**TASK DETAILS**
The output must match the entries below exactly.
BEGIN SUPPLIED RECORDS
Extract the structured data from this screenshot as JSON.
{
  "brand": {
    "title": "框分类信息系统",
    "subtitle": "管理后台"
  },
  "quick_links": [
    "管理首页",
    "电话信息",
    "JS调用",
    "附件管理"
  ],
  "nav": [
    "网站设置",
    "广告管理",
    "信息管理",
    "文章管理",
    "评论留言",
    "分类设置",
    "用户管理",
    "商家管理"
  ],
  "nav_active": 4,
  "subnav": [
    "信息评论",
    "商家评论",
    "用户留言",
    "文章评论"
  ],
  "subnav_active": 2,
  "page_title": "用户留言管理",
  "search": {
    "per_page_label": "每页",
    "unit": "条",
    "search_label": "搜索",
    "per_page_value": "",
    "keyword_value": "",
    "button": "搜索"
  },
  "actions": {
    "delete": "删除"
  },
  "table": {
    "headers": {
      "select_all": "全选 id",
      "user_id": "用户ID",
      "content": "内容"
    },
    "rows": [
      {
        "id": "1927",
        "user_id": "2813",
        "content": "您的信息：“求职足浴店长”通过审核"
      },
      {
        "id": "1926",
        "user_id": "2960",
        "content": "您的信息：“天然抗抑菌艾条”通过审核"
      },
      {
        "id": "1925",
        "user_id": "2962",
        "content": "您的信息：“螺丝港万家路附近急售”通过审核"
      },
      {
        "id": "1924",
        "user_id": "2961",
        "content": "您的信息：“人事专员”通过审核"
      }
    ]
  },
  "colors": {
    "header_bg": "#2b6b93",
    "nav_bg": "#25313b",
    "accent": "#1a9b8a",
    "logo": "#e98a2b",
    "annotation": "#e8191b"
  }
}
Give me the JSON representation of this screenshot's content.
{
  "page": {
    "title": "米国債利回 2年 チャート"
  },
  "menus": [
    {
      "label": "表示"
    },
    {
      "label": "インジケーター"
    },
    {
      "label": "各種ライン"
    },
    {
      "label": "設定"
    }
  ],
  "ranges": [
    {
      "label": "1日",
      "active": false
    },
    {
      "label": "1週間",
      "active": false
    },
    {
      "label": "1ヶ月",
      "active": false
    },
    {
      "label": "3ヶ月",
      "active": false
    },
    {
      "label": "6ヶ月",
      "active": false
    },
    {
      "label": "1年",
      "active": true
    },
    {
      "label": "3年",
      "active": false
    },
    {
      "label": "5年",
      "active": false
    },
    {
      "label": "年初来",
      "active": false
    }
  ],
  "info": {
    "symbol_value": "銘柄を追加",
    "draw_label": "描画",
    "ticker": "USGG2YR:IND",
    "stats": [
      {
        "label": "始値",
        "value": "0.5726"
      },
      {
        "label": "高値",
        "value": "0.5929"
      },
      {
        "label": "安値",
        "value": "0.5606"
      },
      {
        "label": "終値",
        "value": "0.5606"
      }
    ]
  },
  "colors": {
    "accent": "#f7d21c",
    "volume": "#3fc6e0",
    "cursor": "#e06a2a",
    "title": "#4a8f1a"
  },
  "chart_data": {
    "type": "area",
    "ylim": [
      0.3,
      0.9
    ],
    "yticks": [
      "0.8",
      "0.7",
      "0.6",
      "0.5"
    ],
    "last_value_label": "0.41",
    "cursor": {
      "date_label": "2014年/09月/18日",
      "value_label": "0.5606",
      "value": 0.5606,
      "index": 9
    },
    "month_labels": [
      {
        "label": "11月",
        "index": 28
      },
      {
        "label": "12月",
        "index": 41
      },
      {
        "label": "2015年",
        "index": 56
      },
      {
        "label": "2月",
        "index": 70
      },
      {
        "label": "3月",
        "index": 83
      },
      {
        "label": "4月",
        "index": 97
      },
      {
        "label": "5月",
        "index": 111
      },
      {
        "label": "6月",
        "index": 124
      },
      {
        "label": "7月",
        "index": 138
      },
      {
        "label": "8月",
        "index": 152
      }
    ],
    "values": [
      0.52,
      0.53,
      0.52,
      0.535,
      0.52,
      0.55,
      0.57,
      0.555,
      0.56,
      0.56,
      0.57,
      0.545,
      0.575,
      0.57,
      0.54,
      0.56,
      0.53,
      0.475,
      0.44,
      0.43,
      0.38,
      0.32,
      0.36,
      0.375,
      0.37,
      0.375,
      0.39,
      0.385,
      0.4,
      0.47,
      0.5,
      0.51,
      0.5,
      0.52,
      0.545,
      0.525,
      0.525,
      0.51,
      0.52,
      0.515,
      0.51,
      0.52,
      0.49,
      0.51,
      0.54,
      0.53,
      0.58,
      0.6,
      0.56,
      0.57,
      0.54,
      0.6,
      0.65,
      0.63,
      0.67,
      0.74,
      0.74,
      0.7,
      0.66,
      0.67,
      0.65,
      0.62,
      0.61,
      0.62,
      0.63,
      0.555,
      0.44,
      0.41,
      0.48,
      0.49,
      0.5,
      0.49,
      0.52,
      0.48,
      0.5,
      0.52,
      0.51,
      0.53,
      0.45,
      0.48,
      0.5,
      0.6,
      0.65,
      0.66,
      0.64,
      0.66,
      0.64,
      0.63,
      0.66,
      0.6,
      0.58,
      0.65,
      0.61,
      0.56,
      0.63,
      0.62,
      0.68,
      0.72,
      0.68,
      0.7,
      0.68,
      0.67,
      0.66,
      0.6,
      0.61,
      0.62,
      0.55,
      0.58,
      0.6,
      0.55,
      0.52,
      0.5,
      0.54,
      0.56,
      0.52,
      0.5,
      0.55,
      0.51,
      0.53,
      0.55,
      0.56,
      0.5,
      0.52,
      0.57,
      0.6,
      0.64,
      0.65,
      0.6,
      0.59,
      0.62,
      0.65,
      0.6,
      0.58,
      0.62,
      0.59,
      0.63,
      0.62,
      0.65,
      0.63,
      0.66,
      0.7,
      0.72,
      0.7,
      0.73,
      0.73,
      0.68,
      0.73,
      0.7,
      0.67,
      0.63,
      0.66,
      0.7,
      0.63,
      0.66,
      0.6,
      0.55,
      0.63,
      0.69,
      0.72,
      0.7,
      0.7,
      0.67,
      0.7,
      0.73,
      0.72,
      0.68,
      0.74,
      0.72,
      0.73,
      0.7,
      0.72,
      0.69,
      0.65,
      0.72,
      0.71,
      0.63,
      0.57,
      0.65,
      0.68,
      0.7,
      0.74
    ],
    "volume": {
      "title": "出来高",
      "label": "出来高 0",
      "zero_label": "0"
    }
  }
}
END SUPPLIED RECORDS
**FINISHED TASK**
Extract the structured data from this screenshot as JSON.
{
  "brand": {
    "title": "框分类信息系统",
    "subtitle": "管理后台"
  },
  "quick_links": [
    "管理首页",
    "电话信息",
    "JS调用",
    "附件管理"
  ],
  "nav": [
    "网站设置",
    "广告管理",
    "信息管理",
    "文章管理",
    "评论留言",
    "分类设置",
    "用户管理",
    "商家管理"
  ],
  "nav_active": 4,
  "subnav": [
    "信息评论",
    "商家评论",
    "用户留言",
    "文章评论"
  ],
  "subnav_active": 2,
  "page_title": "用户留言管理",
  "search": {
    "per_page_label": "每页",
    "unit": "条",
    "search_label": "搜索",
    "per_page_value": "",
    "keyword_value": "",
    "button": "搜索"
  },
  "actions": {
    "delete": "删除"
  },
  "table": {
    "headers": {
      "select_all": "全选 id",
      "user_id": "用户ID",
      "content": "内容"
    },
    "rows": [
      {
        "id": "1927",
        "user_id": "2813",
        "content": "您的信息：“求职足浴店长”通过审核"
      },
      {
        "id": "1926",
        "user_id": "2960",
        "content": "您的信息：“天然抗抑菌艾条”通过审核"
      },
      {
        "id": "1925",
        "user_id": "2962",
        "content": "您的信息：“螺丝港万家路附近急售”通过审核"
      },
      {
        "id": "1924",
        "user_id": "2961",
        "content": "您的信息：“人事专员”通过审核"
      }
    ]
  },
  "colors": {
    "header_bg": "#2b6b93",
    "nav_bg": "#25313b",
    "accent": "#1a9b8a",
    "logo": "#e98a2b",
    "annotation": "#e8191b"
  }
}
Give me the JSON representation of this screenshot's content.
{
  "page": {
    "title": "米国債利回 2年 チャート"
  },
  "menus": [
    {
      "label": "表示"
    },
    {
      "label": "インジケーター"
    },
    {
      "label": "各種ライン"
    },
    {
      "label": "設定"
    }
  ],
  "ranges": [
    {
      "label": "1日",
      "active": false
    },
    {
      "label": "1週間",
      "active": false
    },
    {
      "label": "1ヶ月",
      "active": false
    },
    {
      "label": "3ヶ月",
      "active": false
    },
    {
      "label": "6ヶ月",
      "active": false
    },
    {
      "label": "1年",
      "active": true
    },
    {
      "label": "3年",
      "active": false
    },
    {
      "label": "5年",
      "active": false
    },
    {
      "label": "年初来",
      "active": false
    }
  ],
  "info": {
    "symbol_value": "銘柄を追加",
    "draw_label": "描画",
    "ticker": "USGG2YR:IND",
    "stats": [
      {
        "label": "始値",
        "value": "0.5726"
      },
      {
        "label": "高値",
        "value": "0.5929"
      },
      {
        "label": "安値",
        "value": "0.5606"
      },
      {
        "label": "終値",
        "value": "0.5606"
      }
    ]
  },
  "colors": {
    "accent": "#f7d21c",
    "volume": "#3fc6e0",
    "cursor": "#e06a2a",
    "title": "#4a8f1a"
  },
  "chart_data": {
    "type": "area",
    "ylim": [
      0.3,
      0.9
    ],
    "yticks": [
      "0.8",
      "0.7",
      "0.6",
      "0.5"
    ],
    "last_value_label": "0.41",
    "cursor": {
      "date_label": "2014年/09月/18日",
      "value_label": "0.5606",
      "value": 0.5606,
      "index": 9
    },
    "month_labels": [
      {
        "label": "11月",
        "index": 28
      },
      {
        "label": "12月",
        "index": 41
      },
      {
        "label": "2015年",
        "index": 56
      },
      {
        "label": "2月",
        "index": 70
      },
      {
        "label": "3月",
        "index": 83
      },
      {
        "label": "4月",
        "index": 97
      },
      {
        "label": "5月",
        "index": 111
      },
      {
        "label": "6月",
        "index": 124
      },
      {
        "label": "7月",
        "index": 138
      },
      {
        "label": "8月",
        "index": 152
      }
    ],
    "values": [
      0.52,
      0.53,
      0.52,
      0.535,
      0.52,
      0.55,
      0.57,
      0.555,
      0.56,
      0.56,
      0.57,
      0.545,
      0.575,
      0.57,
      0.54,
      0.56,
      0.53,
      0.475,
      0.44,
      0.43,
      0.38,
      0.32,
      0.36,
      0.375,
      0.37,
      0.375,
      0.39,
      0.385,
      0.4,
      0.47,
      0.5,
      0.51,
      0.5,
      0.52,
      0.545,
      0.525,
      0.525,
      0.51,
      0.52,
      0.515,
      0.51,
      0.52,
      0.49,
      0.51,
      0.54,
      0.53,
      0.58,
      0.6,
      0.56,
      0.57,
      0.54,
      0.6,
      0.65,
      0.63,
      0.67,
      0.74,
      0.74,
      0.7,
      0.66,
      0.67,
      0.65,
      0.62,
      0.61,
      0.62,
      0.63,
      0.555,
      0.44,
      0.41,
      0.48,
      0.49,
      0.5,
      0.49,
      0.52,
      0.48,
      0.5,
      0.52,
      0.51,
      0.53,
      0.45,
      0.48,
      0.5,
      0.6,
      0.65,
      0.66,
      0.64,
      0.66,
      0.64,
      0.63,
      0.66,
      0.6,
      0.58,
      0.65,
      0.61,
      0.56,
      0.63,
      0.62,
      0.68,
      0.72,
      0.68,
      0.7,
      0.68,
      0.67,
      0.66,
      0.6,
      0.61,
      0.62,
      0.55,
      0.58,
      0.6,
      0.55,
      0.52,
      0.5,
      0.54,
      0.56,
      0.52,
      0.5,
      0.55,
      0.51,
      0.53,
      0.55,
      0.56,
      0.5,
      0.52,
      0.57,
      0.6,
      0.64,
      0.65,
      0.6,
      0.59,
      0.62,
      0.65,
      0.6,
      0.58,
      0.62,
      0.59,
      0.63,
      0.62,
      0.65,
      0.63,
      0.66,
      0.7,
      0.72,
      0.7,
      0.73,
      0.73,
      0.68,
      0.73,
      0.7,
      0.67,
      0.63,
      0.66,
      0.7,
      0.63,
      0.66,
      0.6,
      0.55,
      0.63,
      0.69,
      0.72,
      0.7,
      0.7,
      0.67,
      0.7,
      0.73,
      0.72,
      0.68,
      0.74,
      0.72,
      0.73,
      0.7,
      0.72,
      0.69,
      0.65,
      0.72,
      0.71,
      0.63,
      0.57,
      0.65,
      0.68,
      0.7,
      0.74
    ],
    "volume": {
      "title": "出来高",
      "label": "出来高 0",
      "zero_label": "0"
    }
  }
}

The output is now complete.